Several things have become clear regarding AIs in our lives. There is little regulation. AIs can be manipulated in clever ways. Small devices like Google Home and Amazon Echo have very indirect business models so that they can be priced for the middle class, but have hidden drawbacks. I wonder where all this will lead with family service robots if Apple doesn’t step in and do it right.
More and more, I wish Apple would jump in, set a new, higher standard, and use its financial muscle and reputation to do it right. Just as Apple engineers may be doing with Apple Watch and blood glucose measurement.
Thankfully, Apple has joined the Partnership on AI, but I am skeptical that such an organization can reign in the worst instincts of some companies not in the organization—or even within.
Case in Point
As these small, AI driven devices and their mobile siblings like Siri and Cortana become more sophisticated, and start to become independently mobile as family service robots (or dangerous dolls) they’ll also fall prey to shenanigans that will create new headaches for consumers.
First of all, companies are very good at extolling the benefits of these robots, but with sophistication comes a newfound onus on the consumer to be very astute about their use.
My example here is a recent trick played by Burger King on Google Home users. You can read about it here: “Burger King advert sabotaged on Wikipedia.” It backfired badly, and it makes me wonder how anyone at Burger King thought this would be a good idea. It was a mild form of what’s called cross-device tracking, something which in full form is much more malicious.

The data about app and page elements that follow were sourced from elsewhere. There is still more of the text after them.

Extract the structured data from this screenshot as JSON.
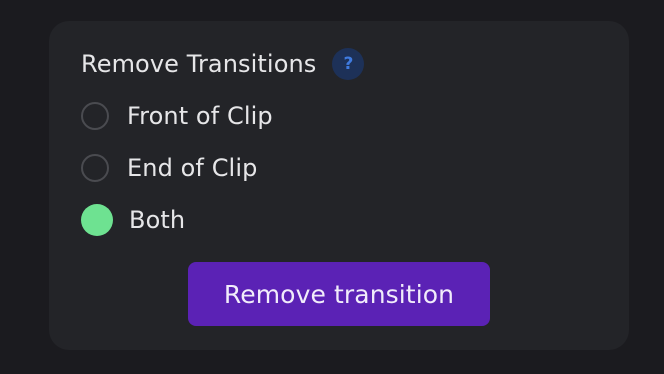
{
  "panel": {
    "title": "Remove Transitions",
    "help_icon": {
      "name": "help-icon",
      "glyph": "?"
    },
    "options": [
      {
        "label": "Front of Clip",
        "checked": false
      },
      {
        "label": "End of Clip",
        "checked": false
      },
      {
        "label": "Both",
        "checked": true
      }
    ],
    "button_label": "Remove transition"
  },
  "colors": {
    "background": "#1b1b1f",
    "panel": "#232428",
    "radio_checked": "#6ee291",
    "button": "#5b22b5",
    "help_icon_bg": "#1d3158",
    "help_icon_fg": "#3f7be0"
  }
}
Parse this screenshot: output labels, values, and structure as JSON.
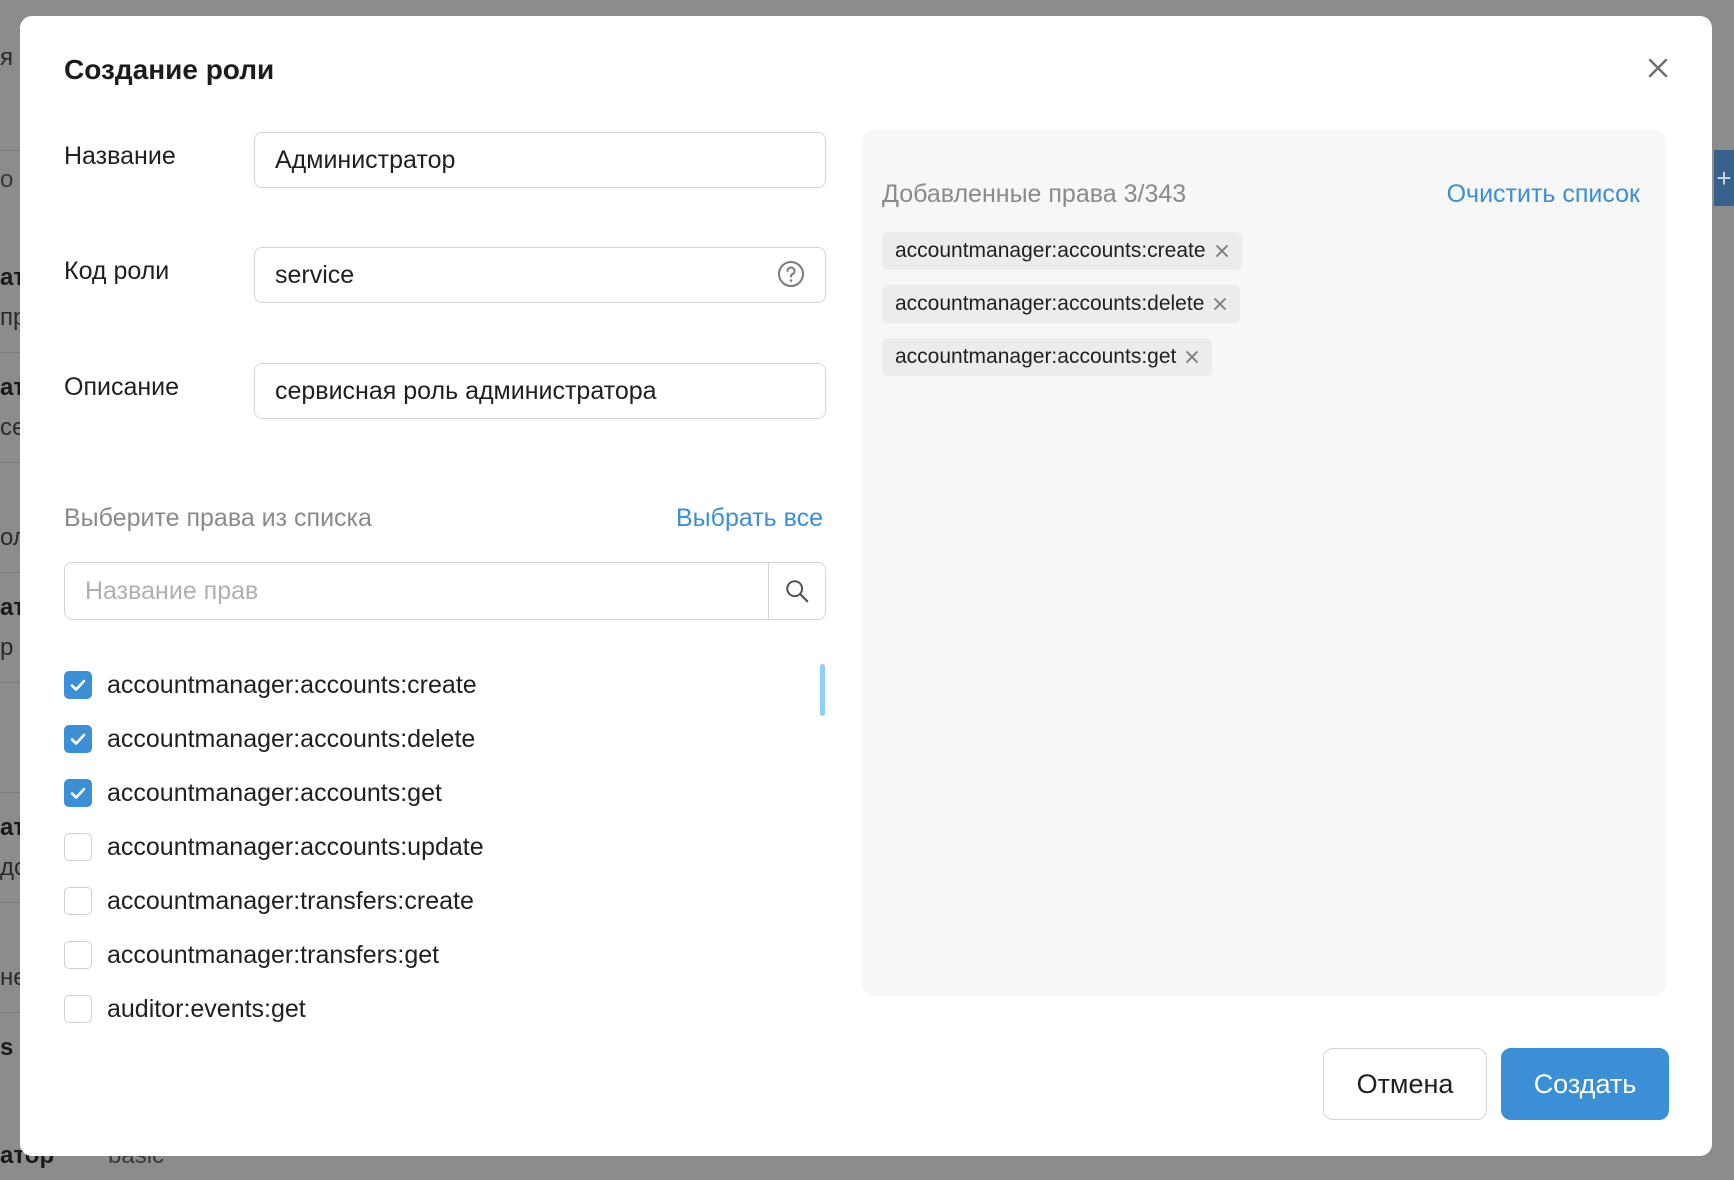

Basically, today, AI and internet technologies are so sophisticated that if something can be done to make money, it will be. Either by thoughtless corporations or by the bad guys.
I know that companies that build small, friendly family service robots are cognizant of the need for the robot to not be physically imposing. They have big eyes and remind you of a kitten, not a Transformer. After all, if you combine physically strong robots with extrapolated hacking technologies, large muscular family service robots could be turned into lethal weapons.
I don’t have a lot of confidence that there will be strict government regulation of these devices, no matter how invasive they become or susceptible to hacks. And so, as we all do, there will be a cautious trade between convenience and security risks—just as we do now with Amazon’s Alexa.
A New Beginning
AI’s have gotten off on the wrong foot, just a bit, by being tied to a network. The good news is that they’re driven by much more powerful servers than can be packed into a small robot. That means the network dependence of the AI’s means huge potential gains in power with the locally limited hardware, but it also means opportunities for dirty tricks. And that even extends to the users!
Right now the evidence shows that if a dorky and invasive technical stunt can be pulled off to make a few bucks, it will be. Of course, we don’t see the many cases when corporations exercised restraint, but my feeling is that, sitting behind their consoles, corporate data center managers see opportunities everywhere to abuse consumers. The stand-off distance is great enough that people are seen as a collective mass rather than individual families.
This is why, I hope Apple will eventually get into this business and set a very high bar, just as the company has with iPhone encryption and privacy. Apple doesn’t need to sell you a burger and has better ways to sell you a movie than have its robot lecture you.
Once your family service robot figures out how to operate and take control of your home entertainment system or grocery list, all bets are off. Fortunately, today, you can still pick it up, dash its brains out and throw it in the trash.